Such initiatives with support from Japan, France, UK, and America in addition to international media/scholars around the world in response to China’s activities in South China Sea has further created a huge positive endorsement of Vietnam’s approach on the issue. This can also be said to be as a result of Vietnam’s leadership’s successful efforts in the area of multilateralization and adopting multi-vector foreign and security policies.
In so far as India -Vietnam relationship is concerned it has never been stronger with the last summit between two countries having been held on December 21 last year. The Comprehensive Strategic Partnership Agreement of 2016 between the two countries has several areas of mutual cooperation including political engagement, economic and defence and security cooperation besides many other spheres which are likely to be further strengthened under the coming new leadership of Vietnam. Earlier in 2007 both countries had signed a Strategic Partnership Agreement thus bilateral relationship has been on the upward trajectory. During last summit held virtually due to Covid-19 pandemic Prime Minister Mr. Nguyen Xuan Phuc and PM Modi signed a “Joint Vision for Peace, Prosperity and People” which would further enhance the bilateral relationship. A Plan of Action for the years 2021-23 to realise the Joint Vision was also signed between the two sides’ Foreign Ministers.
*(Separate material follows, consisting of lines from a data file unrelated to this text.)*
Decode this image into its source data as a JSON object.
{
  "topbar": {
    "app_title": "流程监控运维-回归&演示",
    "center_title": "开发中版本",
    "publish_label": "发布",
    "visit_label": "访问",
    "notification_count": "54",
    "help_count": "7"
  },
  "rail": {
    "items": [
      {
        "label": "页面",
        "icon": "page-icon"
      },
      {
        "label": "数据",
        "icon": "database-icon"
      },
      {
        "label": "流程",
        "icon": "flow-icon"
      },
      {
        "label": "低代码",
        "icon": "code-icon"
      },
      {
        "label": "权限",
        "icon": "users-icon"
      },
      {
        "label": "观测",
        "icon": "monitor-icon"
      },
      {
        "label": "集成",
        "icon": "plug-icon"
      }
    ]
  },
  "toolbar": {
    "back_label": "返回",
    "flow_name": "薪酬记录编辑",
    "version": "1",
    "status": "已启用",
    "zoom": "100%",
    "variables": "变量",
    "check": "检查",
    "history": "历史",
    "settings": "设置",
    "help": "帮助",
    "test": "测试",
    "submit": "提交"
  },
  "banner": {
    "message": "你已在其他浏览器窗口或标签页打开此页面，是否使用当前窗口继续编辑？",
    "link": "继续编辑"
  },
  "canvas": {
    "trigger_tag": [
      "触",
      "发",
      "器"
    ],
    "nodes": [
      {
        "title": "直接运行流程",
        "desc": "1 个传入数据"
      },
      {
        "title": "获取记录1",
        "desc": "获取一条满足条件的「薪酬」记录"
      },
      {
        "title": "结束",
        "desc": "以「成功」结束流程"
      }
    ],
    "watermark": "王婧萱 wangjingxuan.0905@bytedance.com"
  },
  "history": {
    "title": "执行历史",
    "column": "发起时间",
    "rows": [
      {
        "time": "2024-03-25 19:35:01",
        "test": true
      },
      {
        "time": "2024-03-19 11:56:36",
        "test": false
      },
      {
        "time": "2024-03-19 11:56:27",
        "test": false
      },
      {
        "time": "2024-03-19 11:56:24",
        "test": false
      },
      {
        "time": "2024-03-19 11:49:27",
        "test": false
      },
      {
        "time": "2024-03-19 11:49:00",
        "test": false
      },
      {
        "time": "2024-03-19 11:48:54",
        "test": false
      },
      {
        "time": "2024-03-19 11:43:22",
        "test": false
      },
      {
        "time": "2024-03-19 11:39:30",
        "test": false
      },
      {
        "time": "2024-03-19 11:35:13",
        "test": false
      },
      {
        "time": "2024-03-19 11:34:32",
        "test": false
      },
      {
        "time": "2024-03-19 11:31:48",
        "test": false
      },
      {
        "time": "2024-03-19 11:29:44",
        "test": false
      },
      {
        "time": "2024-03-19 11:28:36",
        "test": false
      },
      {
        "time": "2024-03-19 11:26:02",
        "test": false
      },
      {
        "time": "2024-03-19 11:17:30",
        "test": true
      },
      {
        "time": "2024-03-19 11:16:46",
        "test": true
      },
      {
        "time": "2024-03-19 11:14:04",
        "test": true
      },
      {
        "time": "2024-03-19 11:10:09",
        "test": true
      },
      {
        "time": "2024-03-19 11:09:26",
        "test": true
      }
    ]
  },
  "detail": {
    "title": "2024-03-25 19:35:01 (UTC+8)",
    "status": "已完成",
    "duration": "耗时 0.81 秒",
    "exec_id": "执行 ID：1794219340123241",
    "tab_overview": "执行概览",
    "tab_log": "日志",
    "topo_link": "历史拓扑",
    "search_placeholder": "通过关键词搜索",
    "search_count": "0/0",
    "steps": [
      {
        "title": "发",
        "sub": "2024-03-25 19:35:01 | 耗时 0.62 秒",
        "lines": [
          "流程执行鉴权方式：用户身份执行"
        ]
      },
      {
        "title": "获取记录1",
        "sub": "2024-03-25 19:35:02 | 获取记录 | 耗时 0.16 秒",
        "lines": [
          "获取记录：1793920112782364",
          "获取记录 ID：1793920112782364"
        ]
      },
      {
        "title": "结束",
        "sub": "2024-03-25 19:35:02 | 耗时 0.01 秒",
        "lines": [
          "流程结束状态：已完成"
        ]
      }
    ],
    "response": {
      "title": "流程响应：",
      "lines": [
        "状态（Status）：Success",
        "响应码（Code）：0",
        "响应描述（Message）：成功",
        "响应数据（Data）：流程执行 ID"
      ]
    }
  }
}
Over the years Vietnam and Indian leaderships have been successful in forging stronger bilateral ties. This is more so because strategic and security perceptions of both the countries are in sync with each other. India has been a consistent supporter of peace, stability and prosperity in the region and has endorsed Vietnam’s defence and security policies especially so on the issues of South China Sea. PM Modi in various international forums has articulated the need for free and open Indo-Pacific, adherence to international norms and rule based order and implementation of UNCLOS 1982 while determining maritime claims and sovereignty issues in the South China Sea and elsewhere.
At both regional and international arena India and Vietnam have been cooperating and coordinating their responses in multilateral forums like the ASEAN and the UN. India has been appreciative of Vietnam’s leadership’s role and contributions at such forums. India and Vietnam both as non-permanent members of the UN Security Council in 2021 would be best positioned to evolve common outlook on the regional and international issues as both have a strategic convergence such issues.
It is also a given that India would continue to work with the coming leadership of Vietnam after the 13th National Party Congress as it has done so with the earlier Party leaders. The bilateral relationship is expected to gain more substance and expansion in scale and scope in the coming years.